─── Supplied records ───

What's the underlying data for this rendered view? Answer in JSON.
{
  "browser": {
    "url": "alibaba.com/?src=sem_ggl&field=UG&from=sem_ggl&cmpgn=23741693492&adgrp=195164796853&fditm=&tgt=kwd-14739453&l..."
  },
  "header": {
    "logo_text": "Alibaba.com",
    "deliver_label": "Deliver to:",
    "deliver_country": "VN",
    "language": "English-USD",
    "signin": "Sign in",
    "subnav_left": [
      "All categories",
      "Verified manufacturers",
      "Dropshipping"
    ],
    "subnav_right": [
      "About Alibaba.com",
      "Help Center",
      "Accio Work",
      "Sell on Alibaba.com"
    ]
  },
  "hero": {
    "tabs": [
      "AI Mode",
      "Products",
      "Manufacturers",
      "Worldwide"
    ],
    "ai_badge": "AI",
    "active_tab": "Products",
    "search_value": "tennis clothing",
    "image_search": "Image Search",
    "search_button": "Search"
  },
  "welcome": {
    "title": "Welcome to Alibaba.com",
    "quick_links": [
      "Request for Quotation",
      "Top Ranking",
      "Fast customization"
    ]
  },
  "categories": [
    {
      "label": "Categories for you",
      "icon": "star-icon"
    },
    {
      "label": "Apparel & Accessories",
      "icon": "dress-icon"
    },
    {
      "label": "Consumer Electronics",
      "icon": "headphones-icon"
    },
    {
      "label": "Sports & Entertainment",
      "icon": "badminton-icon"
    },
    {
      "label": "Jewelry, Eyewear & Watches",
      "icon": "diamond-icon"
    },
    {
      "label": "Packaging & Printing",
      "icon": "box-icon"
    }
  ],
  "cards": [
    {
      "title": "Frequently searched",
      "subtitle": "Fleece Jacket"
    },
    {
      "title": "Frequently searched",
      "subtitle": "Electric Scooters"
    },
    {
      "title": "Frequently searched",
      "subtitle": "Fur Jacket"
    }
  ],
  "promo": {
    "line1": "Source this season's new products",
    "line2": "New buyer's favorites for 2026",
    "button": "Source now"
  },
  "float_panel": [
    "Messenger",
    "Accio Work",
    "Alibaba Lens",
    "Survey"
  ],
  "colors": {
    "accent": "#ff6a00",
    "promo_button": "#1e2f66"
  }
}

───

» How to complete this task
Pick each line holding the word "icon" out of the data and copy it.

» Exercise response
      "icon": "star-icon"
      "icon": "dress-icon"
      "icon": "headphones-icon"
      "icon": "badminton-icon"
      "icon": "diamond-icon"
      "icon": "box-icon"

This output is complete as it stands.